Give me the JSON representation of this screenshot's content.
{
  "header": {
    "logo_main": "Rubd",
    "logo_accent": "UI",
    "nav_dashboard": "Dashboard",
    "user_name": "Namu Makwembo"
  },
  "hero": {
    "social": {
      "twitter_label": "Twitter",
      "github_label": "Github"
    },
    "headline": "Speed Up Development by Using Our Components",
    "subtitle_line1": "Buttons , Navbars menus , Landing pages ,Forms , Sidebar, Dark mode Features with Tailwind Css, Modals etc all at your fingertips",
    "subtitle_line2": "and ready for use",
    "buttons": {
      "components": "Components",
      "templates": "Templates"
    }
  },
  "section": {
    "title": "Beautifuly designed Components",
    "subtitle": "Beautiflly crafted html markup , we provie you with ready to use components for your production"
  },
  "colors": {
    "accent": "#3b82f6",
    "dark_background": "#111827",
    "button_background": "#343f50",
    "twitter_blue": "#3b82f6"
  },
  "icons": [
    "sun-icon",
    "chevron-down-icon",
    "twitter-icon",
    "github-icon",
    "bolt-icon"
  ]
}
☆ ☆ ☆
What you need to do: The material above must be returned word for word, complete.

Response area:
Give me the JSON representation of this screenshot's content.
{
  "header": {
    "logo_main": "Rubd",
    "logo_accent": "UI",
    "nav_dashboard": "Dashboard",
    "user_name": "Namu Makwembo"
  },
  "hero": {
    "social": {
      "twitter_label": "Twitter",
      "github_label": "Github"
    },
    "headline": "Speed Up Development by Using Our Components",
    "subtitle_line1": "Buttons , Navbars menus , Landing pages ,Forms , Sidebar, Dark mode Features with Tailwind Css, Modals etc all at your fingertips",
    "subtitle_line2": "and ready for use",
    "buttons": {
      "components": "Components",
      "templates": "Templates"
    }
  },
  "section": {
    "title": "Beautifuly designed Components",
    "subtitle": "Beautiflly crafted html markup , we provie you with ready to use components for your production"
  },
  "colors": {
    "accent": "#3b82f6",
    "dark_background": "#111827",
    "button_background": "#343f50",
    "twitter_blue": "#3b82f6"
  },
  "icons": [
    "sun-icon",
    "chevron-down-icon",
    "twitter-icon",
    "github-icon",
    "bolt-icon"
  ]
}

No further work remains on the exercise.